What you need to do =>
Using the data beneath, show every line that includes the word "FIBU".

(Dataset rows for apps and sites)

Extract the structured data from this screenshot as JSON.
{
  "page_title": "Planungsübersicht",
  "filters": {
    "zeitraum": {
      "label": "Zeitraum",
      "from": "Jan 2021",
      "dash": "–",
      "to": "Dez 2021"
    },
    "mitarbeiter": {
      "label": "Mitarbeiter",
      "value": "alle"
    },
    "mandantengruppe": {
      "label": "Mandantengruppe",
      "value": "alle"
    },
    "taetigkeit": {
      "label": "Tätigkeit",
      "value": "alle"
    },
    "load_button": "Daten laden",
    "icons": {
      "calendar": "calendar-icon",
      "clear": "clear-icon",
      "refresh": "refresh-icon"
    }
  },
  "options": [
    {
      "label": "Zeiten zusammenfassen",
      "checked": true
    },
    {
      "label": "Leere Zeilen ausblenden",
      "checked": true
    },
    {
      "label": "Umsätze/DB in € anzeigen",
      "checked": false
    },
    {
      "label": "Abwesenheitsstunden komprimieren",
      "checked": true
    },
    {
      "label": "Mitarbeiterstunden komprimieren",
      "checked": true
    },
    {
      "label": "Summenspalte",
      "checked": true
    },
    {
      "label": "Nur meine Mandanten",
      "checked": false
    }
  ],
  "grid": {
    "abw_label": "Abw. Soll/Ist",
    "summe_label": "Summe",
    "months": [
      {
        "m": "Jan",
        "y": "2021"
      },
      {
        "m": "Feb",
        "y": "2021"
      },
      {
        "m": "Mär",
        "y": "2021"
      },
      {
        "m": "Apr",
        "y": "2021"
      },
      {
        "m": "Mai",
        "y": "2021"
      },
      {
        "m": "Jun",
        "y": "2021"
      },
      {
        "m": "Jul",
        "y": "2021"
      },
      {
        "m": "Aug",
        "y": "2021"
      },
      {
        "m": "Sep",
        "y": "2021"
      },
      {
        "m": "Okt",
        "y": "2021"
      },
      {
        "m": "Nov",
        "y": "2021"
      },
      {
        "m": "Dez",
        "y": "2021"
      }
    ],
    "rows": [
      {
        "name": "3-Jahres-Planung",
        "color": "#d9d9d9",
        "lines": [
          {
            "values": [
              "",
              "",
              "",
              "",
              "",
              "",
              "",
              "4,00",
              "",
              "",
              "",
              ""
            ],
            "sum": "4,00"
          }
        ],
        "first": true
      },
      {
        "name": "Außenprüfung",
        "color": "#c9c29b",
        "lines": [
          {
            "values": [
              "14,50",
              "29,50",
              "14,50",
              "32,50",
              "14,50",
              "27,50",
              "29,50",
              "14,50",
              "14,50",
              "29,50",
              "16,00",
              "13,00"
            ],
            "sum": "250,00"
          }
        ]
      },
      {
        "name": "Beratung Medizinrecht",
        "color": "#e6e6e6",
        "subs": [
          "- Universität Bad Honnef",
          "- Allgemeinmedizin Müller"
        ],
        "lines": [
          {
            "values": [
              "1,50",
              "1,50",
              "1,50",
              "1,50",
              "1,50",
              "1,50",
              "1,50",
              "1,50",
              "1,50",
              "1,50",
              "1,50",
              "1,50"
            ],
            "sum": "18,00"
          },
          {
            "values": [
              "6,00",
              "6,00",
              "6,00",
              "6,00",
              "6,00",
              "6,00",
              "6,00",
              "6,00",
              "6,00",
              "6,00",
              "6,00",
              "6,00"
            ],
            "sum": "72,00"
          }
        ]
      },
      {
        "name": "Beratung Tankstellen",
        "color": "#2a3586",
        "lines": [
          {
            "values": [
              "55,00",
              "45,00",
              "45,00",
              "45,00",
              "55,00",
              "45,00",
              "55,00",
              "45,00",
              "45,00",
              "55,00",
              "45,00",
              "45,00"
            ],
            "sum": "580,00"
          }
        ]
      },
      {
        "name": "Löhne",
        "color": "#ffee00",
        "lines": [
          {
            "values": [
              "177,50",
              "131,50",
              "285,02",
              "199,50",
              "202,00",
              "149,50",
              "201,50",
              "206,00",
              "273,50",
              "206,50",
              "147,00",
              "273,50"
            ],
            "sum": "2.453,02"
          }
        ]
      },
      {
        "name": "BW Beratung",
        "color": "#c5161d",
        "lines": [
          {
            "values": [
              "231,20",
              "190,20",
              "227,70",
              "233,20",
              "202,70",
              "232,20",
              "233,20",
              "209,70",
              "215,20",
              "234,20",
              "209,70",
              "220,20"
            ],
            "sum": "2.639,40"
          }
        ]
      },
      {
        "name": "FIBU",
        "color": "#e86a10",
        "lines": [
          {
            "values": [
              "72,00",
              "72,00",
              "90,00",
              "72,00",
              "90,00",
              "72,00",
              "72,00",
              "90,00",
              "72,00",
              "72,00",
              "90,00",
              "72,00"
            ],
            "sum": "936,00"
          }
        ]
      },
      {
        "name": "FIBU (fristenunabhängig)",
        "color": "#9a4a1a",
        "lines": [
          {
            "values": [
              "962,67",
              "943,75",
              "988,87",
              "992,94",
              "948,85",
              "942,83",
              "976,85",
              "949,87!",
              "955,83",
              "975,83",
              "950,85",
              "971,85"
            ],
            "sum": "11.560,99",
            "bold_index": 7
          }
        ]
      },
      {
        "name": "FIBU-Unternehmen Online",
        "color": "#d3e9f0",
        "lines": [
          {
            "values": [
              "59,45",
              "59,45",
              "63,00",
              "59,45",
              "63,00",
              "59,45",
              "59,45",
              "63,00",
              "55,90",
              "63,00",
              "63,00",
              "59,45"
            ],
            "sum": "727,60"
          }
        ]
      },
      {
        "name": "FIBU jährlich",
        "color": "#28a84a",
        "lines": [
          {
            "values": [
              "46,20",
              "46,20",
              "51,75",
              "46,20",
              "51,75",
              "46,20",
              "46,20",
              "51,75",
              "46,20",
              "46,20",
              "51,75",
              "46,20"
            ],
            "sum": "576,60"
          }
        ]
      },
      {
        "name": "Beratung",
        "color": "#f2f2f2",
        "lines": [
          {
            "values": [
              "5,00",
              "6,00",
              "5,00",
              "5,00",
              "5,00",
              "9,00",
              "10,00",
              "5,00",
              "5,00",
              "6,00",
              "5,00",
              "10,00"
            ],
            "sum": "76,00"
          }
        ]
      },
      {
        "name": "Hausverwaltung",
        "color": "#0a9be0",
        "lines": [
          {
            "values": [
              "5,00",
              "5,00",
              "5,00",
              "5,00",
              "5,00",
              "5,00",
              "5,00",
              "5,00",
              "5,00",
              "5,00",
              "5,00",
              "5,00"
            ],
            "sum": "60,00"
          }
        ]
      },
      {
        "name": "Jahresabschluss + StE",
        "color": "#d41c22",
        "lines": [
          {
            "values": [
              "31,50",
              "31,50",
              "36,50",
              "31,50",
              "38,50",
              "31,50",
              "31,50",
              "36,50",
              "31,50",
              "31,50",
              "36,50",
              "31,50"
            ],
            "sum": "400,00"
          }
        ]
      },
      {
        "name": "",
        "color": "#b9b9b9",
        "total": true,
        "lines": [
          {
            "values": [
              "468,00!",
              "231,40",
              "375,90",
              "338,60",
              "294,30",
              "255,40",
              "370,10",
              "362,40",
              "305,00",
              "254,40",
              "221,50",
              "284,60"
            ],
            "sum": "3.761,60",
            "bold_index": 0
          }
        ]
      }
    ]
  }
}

Answer to the problem =>
        "name": "FIBU",
        "name": "FIBU (fristenunabhängig)",
        "name": "FIBU-Unternehmen Online",
        "name": "FIBU jährlich",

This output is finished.